    This Saturday's Civil War Singers concert, originally scheduled for the River Batteries, has been moved to the park's visitor center, still scheduled for 6:00 PM. High temperatures are expected for the next few days in this area.


White-tail Doe

White-tail Doe


No Longer do the bear and large herbivores like the American bison and elk roam Fort Donelson National Battlefield, but visitors may encounter White-tail deer, Raccoon, Gray and Fox Squirrel, and other small Mammals passing through the park. The small intermittent streams, wetlands, and upland deciduous forest provide homes to several species of Amphibians and Reptiles.

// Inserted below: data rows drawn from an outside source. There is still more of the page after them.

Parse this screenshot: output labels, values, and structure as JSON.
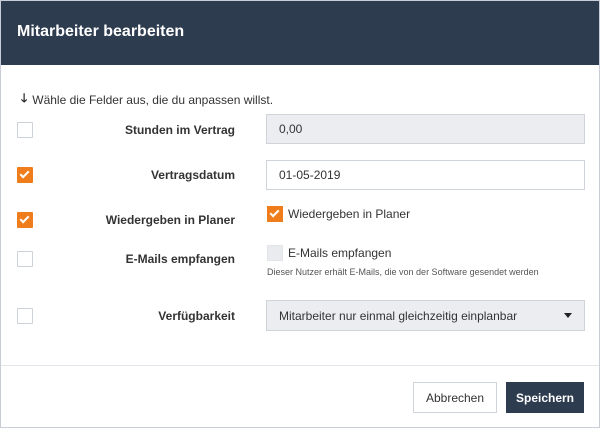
{
  "dialog": {
    "title": "Mitarbeiter bearbeiten",
    "hint": "Wähle die Felder aus, die du anpassen willst."
  },
  "fields": {
    "hours": {
      "label": "Stunden im Vertrag",
      "value": "0,00",
      "selected": false,
      "disabled": true
    },
    "contract_date": {
      "label": "Vertragsdatum",
      "value": "01-05-2019",
      "selected": true
    },
    "display_in_plan": {
      "label": "Wiedergeben in Planer",
      "checkbox_label": "Wiedergeben in Planer",
      "selected": true,
      "checked": true
    },
    "receive_emails": {
      "label": "E-Mails empfangen",
      "checkbox_label": "E-Mails empfangen",
      "selected": false,
      "checked": false,
      "help": "Dieser Nutzer erhält E-Mails, die von der Software gesendet werden"
    },
    "availability": {
      "label": "Verfügbarkeit",
      "value": "Mitarbeiter nur einmal gleichzeitig einplanbar",
      "selected": false
    }
  },
  "buttons": {
    "cancel": "Abbrechen",
    "save": "Speichern"
  },
  "colors": {
    "header": "#2e3c4f",
    "accent": "#f07d1c",
    "save_button": "#2e3c4f"
  }
}
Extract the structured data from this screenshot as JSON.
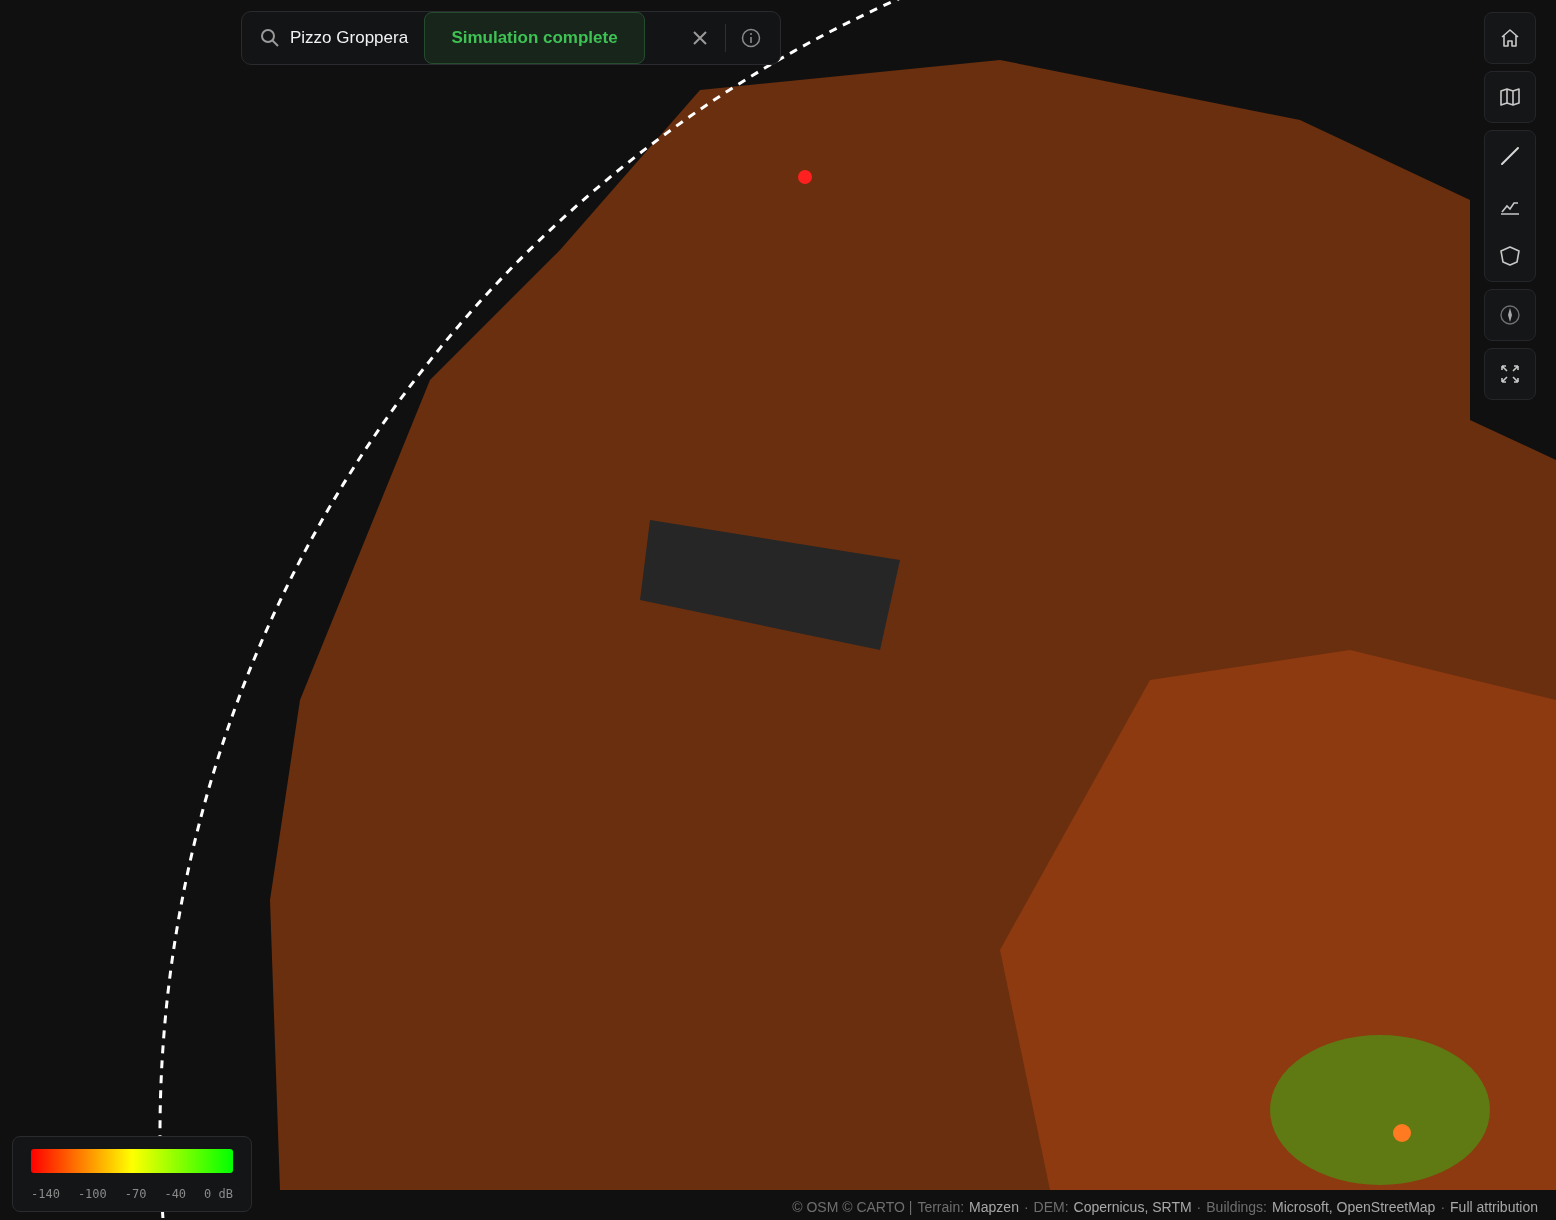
{
  "search": {
    "value": "Pizzo Groppera"
  },
  "toast": {
    "text": "Simulation complete"
  },
  "toolbar": {
    "groups": [
      {
        "buttons": [
          {
            "kind": "home"
          }
        ]
      },
      {
        "buttons": [
          {
            "kind": "map"
          }
        ]
      },
      {
        "buttons": [
          {
            "kind": "line"
          },
          {
            "kind": "profile"
          },
          {
            "kind": "polygon"
          }
        ]
      },
      {
        "buttons": [
          {
            "kind": "compass"
          }
        ]
      },
      {
        "buttons": [
          {
            "kind": "expand"
          }
        ]
      }
    ]
  },
  "legend": {
    "ticks": [
      "-140",
      "-100",
      "-70",
      "-40",
      "0 dB"
    ]
  },
  "attribution": {
    "prefix": "© OSM © CARTO |",
    "sources": [
      {
        "label": "Terrain:",
        "link": "Mapzen"
      },
      {
        "sep": "·",
        "label": "DEM:",
        "link": "Copernicus, SRTM"
      },
      {
        "sep": "·",
        "label": "Buildings:",
        "link": "Microsoft, OpenStreetMap"
      }
    ],
    "sep": "·",
    "full_link": "Full attribution"
  }
}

Look up and you may see a Red-tail Hawk or, with luck, a Bald Eagle soaring above the trees. Many song birds and water fowl can be seen or heard, and some call Fort Donelson National Battlefield home.


Is there anything more peaceful or relaxing than watching a butterfly? While learning about General Grant, General Buckner and the Battle of Fort Donelson, please take a few moments to enjoy the beautiful butterfly population that can be found in the park. Here is a guide to help you. And here is a list of those you might see in the Dover, Tennessee, area.

Black Scarab Beetle

Love 'em or hate 'em, insects are an essential part of our environment. Many can be seen in and around Fort Donelson National Battlefield. Here is a list of some of those to be found in the park.

Did You Know?


There was a significant enslaved population in Stewart County, TN, before and during the 1862 battle. After the Union victories at Forts Heiman, Henry and Donelson, many freedom seeking slaves sought refuge at these forts, even establishing a community near today's Fort Donelson National Cemetery.